» **Directions for this task**
Lines of the listing that contain "file" need to be copied.
*** Begin section ***
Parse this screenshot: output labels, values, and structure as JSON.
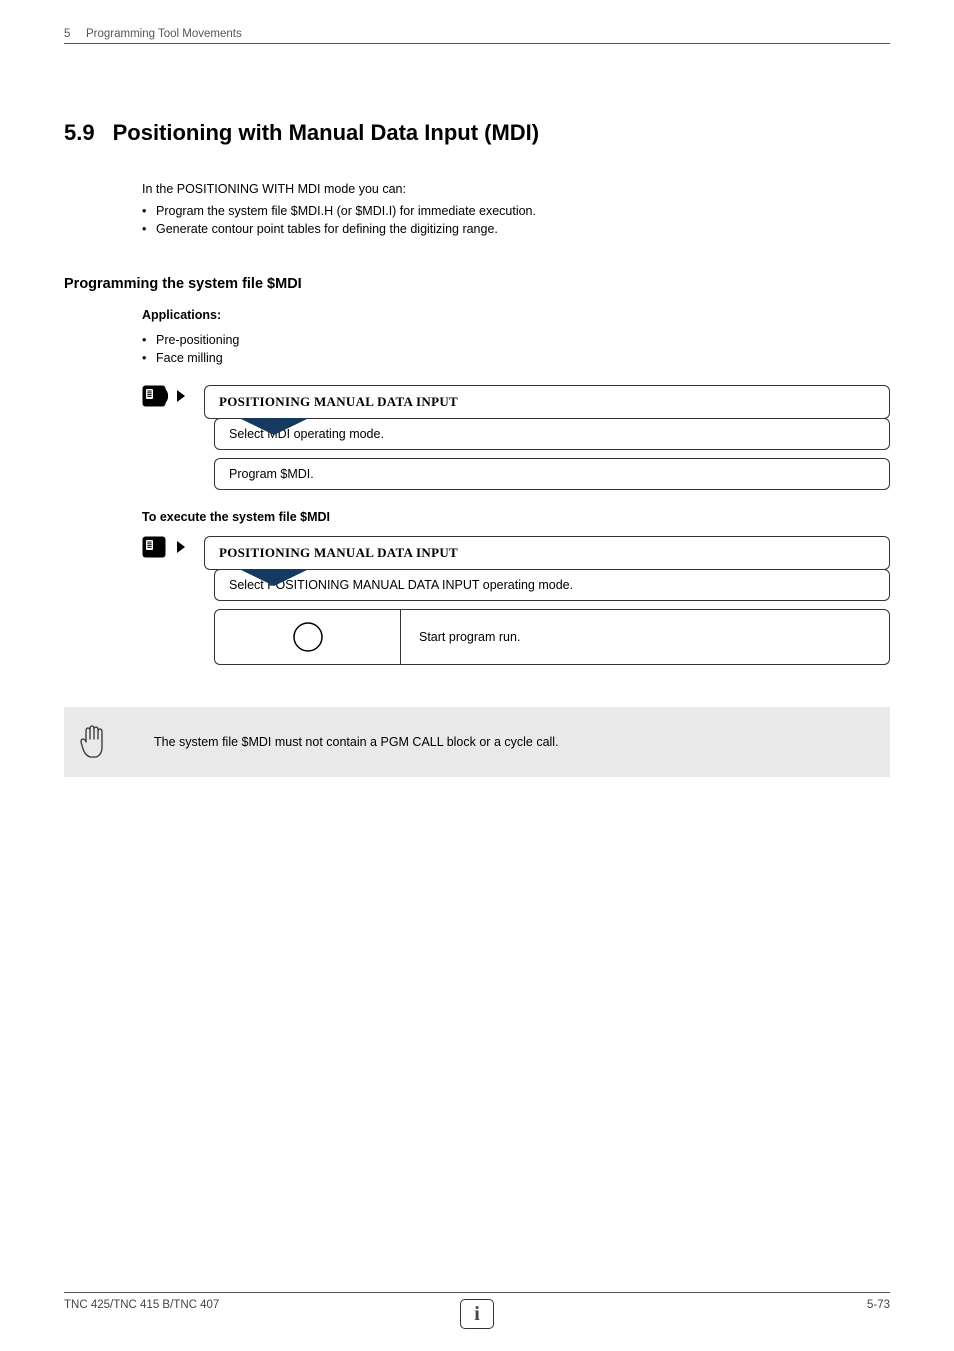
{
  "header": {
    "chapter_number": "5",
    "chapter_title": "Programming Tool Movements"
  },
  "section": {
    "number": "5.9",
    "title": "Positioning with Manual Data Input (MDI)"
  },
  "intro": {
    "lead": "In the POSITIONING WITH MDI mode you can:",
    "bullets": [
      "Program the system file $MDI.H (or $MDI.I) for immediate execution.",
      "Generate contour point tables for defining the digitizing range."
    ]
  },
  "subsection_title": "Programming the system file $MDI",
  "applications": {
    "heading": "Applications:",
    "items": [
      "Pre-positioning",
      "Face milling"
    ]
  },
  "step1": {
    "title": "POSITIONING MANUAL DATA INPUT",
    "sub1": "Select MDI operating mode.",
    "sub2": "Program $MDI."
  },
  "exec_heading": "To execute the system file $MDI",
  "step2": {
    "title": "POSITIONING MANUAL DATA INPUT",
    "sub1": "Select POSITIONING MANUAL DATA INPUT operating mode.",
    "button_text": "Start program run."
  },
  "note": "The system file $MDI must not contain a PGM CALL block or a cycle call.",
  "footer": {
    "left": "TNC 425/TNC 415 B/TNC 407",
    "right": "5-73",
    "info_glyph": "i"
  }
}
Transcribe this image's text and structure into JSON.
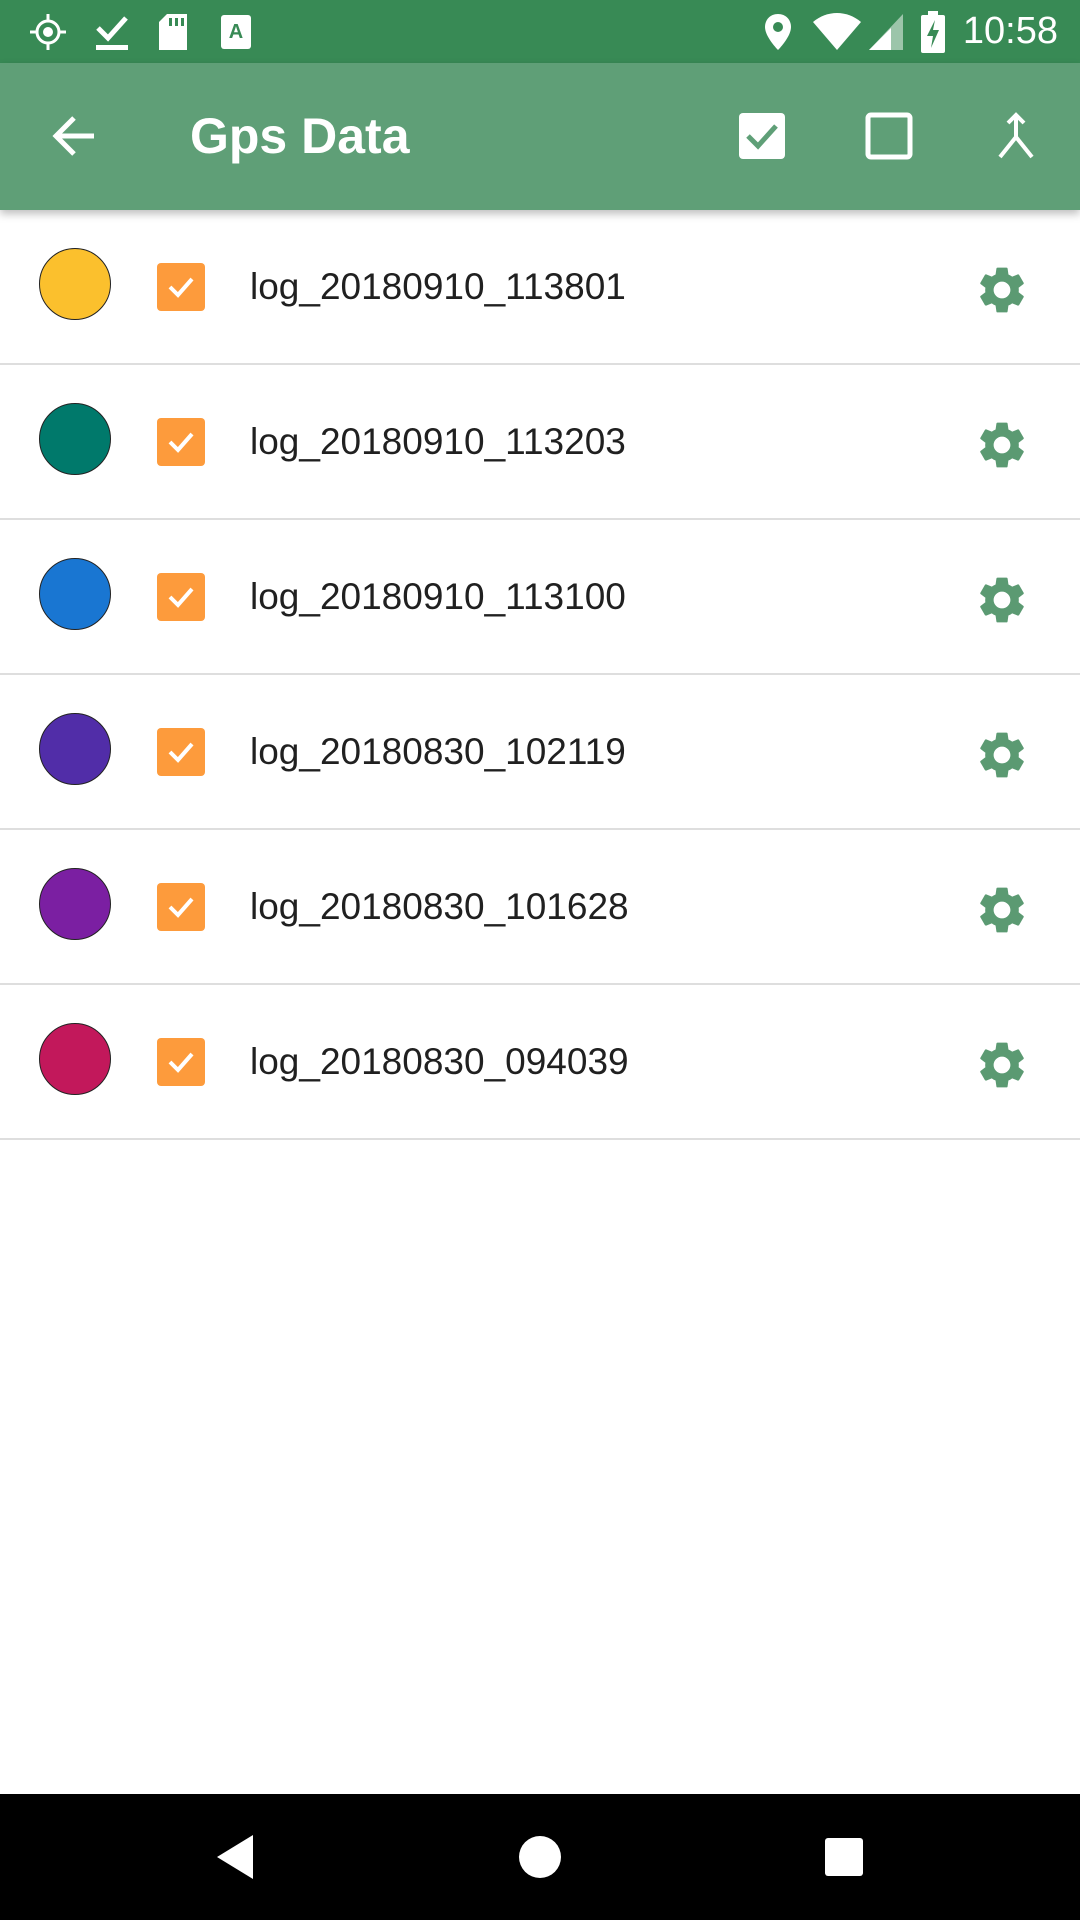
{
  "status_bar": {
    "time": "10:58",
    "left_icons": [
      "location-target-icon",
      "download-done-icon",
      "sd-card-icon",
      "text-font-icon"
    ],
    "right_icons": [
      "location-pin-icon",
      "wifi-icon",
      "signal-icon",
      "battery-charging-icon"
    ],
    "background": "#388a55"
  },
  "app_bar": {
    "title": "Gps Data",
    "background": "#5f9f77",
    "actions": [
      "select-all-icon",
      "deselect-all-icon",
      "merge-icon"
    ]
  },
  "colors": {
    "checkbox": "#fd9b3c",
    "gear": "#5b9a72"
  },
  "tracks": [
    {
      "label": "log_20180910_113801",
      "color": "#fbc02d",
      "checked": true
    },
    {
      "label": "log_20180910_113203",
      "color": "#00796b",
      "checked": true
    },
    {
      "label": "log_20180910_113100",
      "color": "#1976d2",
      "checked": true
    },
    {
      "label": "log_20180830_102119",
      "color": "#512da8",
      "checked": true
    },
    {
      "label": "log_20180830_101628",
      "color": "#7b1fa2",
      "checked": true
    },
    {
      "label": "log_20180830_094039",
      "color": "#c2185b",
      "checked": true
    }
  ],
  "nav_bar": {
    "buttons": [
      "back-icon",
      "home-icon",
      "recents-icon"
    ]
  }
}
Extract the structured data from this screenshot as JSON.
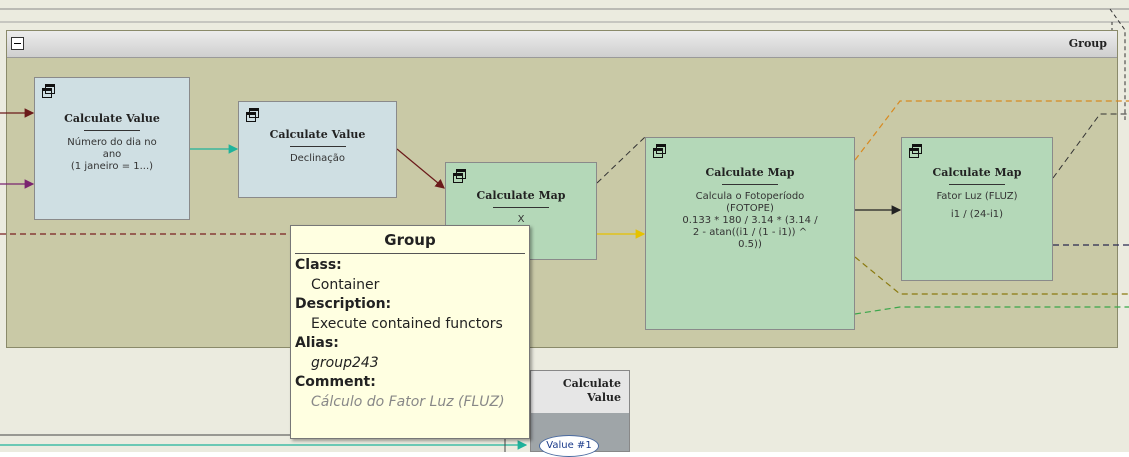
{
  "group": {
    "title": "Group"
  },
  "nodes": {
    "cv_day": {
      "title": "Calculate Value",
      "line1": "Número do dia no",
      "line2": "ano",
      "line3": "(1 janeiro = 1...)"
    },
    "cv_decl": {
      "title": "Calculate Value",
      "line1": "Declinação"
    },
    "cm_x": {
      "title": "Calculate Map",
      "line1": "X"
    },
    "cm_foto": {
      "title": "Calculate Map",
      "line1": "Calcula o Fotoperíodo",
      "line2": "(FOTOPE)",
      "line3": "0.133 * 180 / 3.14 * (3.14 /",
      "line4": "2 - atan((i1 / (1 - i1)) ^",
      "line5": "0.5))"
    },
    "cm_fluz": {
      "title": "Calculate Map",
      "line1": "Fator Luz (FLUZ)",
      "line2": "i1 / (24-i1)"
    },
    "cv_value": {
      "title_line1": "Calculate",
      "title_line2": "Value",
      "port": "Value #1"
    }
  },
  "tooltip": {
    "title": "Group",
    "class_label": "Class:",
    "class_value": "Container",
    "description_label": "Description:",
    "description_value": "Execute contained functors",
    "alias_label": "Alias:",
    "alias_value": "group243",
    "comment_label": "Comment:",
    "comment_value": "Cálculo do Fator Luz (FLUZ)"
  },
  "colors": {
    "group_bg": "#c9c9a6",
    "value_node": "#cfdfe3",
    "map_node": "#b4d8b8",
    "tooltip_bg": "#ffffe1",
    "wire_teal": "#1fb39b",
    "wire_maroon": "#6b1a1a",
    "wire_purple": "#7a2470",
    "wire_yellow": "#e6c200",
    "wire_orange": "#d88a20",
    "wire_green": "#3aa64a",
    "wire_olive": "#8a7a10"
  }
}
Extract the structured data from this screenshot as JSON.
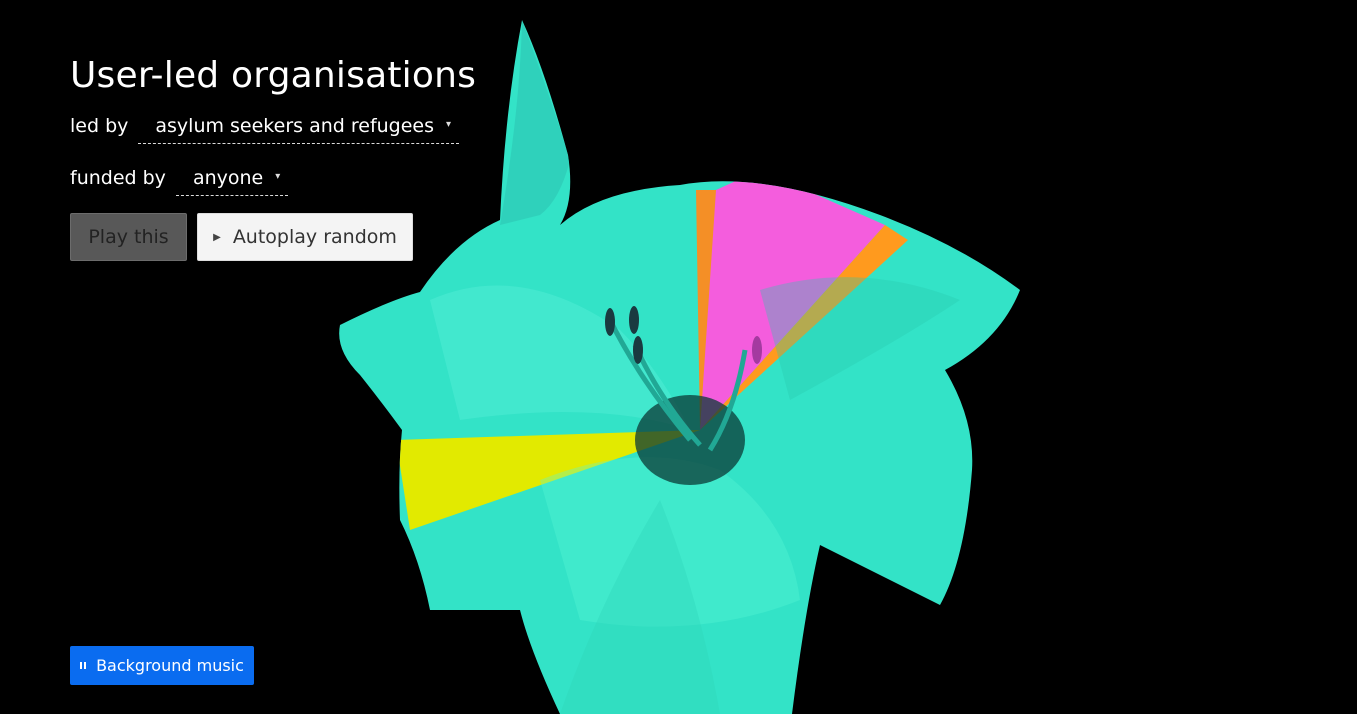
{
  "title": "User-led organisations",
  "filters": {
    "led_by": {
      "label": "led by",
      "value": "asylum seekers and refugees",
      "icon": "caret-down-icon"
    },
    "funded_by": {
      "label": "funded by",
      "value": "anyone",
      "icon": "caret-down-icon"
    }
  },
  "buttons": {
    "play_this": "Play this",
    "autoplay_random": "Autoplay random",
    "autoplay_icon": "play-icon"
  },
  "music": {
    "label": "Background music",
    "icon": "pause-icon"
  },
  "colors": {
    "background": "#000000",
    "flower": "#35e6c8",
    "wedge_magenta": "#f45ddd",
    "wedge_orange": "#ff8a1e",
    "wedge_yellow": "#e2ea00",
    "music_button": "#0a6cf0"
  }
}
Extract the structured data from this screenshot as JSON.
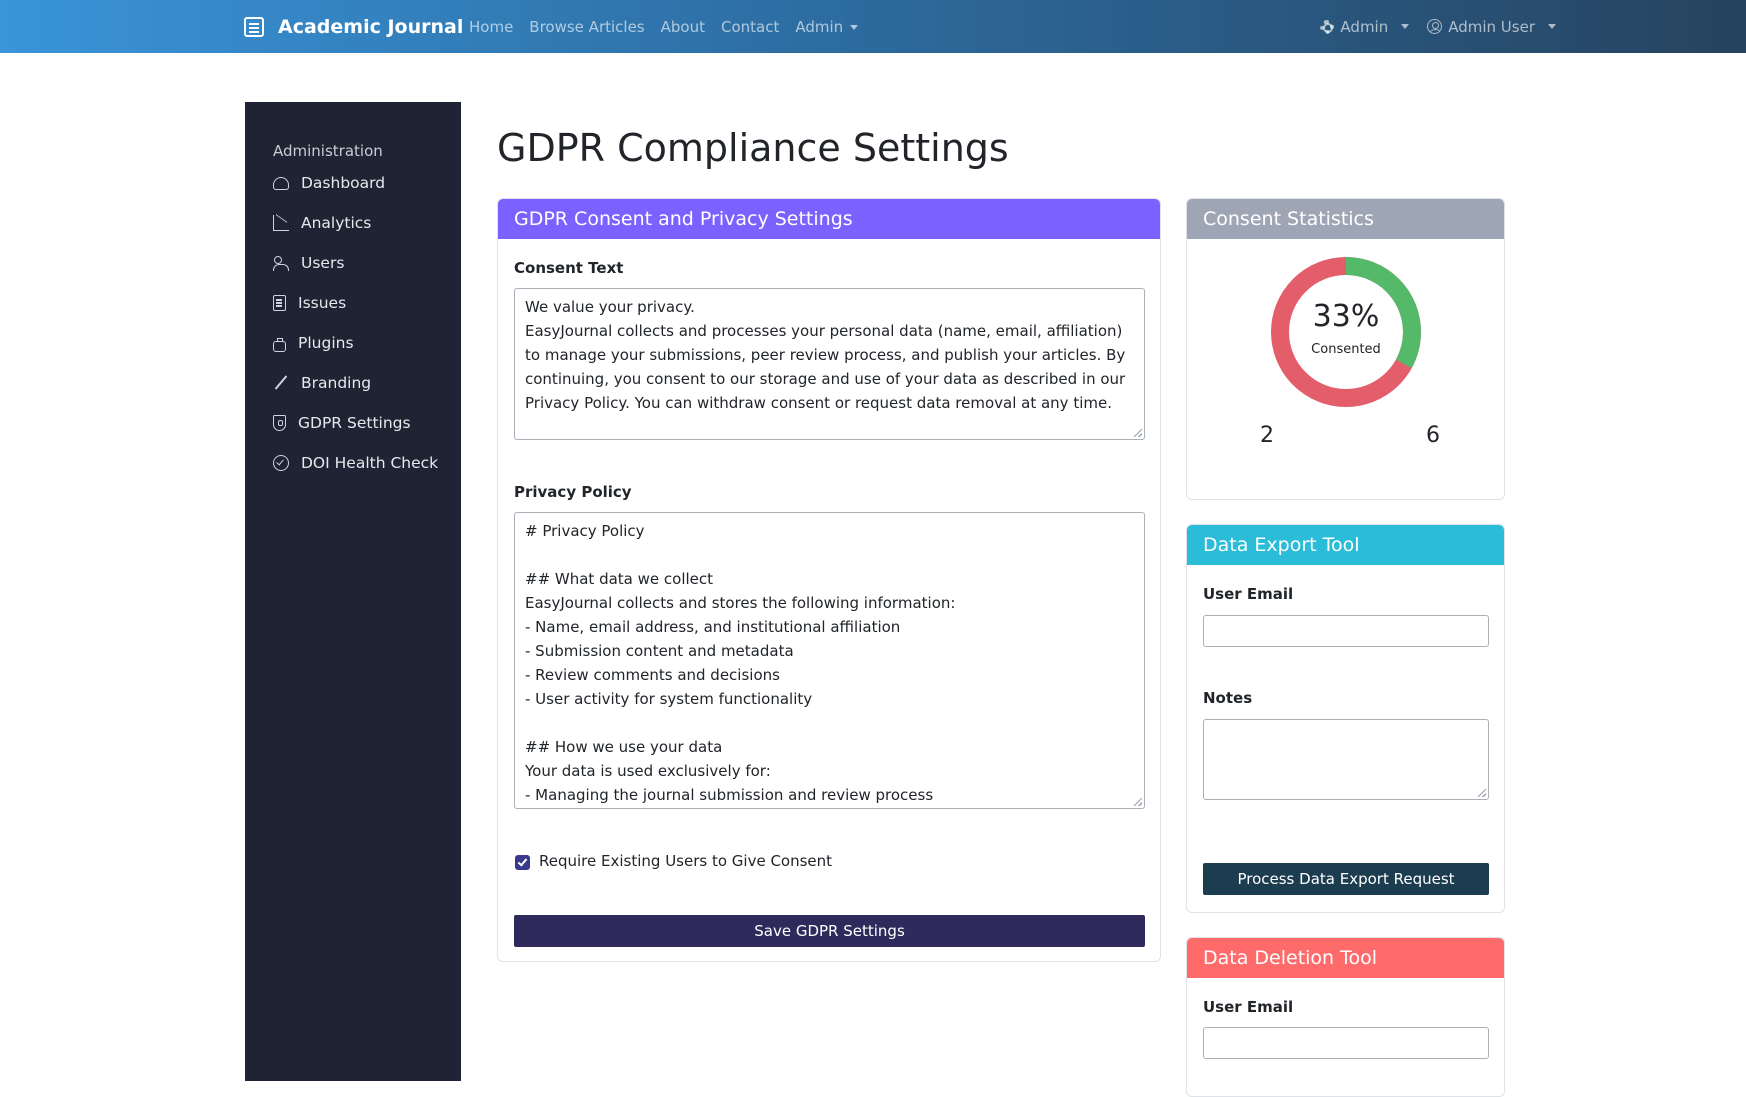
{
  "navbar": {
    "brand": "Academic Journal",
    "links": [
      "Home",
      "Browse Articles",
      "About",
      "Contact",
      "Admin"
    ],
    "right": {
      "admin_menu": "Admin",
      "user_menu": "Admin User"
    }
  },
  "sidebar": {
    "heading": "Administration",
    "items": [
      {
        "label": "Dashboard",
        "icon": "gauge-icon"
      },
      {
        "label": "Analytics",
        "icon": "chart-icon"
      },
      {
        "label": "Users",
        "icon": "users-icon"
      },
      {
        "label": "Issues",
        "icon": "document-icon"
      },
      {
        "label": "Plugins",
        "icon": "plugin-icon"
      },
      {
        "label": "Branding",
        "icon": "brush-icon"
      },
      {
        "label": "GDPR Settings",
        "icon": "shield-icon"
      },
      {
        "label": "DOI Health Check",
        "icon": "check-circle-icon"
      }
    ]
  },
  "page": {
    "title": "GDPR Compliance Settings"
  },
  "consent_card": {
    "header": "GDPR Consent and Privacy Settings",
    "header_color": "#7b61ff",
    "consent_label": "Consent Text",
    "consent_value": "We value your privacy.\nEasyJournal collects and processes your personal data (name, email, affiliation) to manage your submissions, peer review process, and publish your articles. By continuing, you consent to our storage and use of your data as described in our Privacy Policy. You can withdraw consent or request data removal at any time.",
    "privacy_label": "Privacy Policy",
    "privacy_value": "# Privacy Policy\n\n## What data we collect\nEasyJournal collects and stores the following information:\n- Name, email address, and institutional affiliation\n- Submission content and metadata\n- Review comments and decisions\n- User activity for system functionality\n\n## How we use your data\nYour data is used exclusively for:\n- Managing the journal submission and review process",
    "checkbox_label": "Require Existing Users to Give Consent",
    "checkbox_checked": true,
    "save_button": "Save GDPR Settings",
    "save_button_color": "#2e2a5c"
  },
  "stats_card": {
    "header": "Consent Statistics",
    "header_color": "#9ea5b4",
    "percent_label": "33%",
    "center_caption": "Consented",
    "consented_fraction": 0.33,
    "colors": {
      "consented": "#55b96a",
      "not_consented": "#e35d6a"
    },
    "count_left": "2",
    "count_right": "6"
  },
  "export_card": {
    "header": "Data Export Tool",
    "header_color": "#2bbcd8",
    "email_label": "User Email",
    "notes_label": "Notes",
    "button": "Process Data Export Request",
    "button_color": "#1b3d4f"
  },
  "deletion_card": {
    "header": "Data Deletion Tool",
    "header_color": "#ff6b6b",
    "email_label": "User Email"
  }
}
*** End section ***
» **Result of the task**
      "Program the system file $MDI.H (or $MDI.I) for immediate execution.",
  "subsection_title": "Programming the system file $MDI",
  "exec_heading": "To execute the system file $MDI",
  "note": "The system file $MDI must not contain a PGM CALL block or a cycle call.",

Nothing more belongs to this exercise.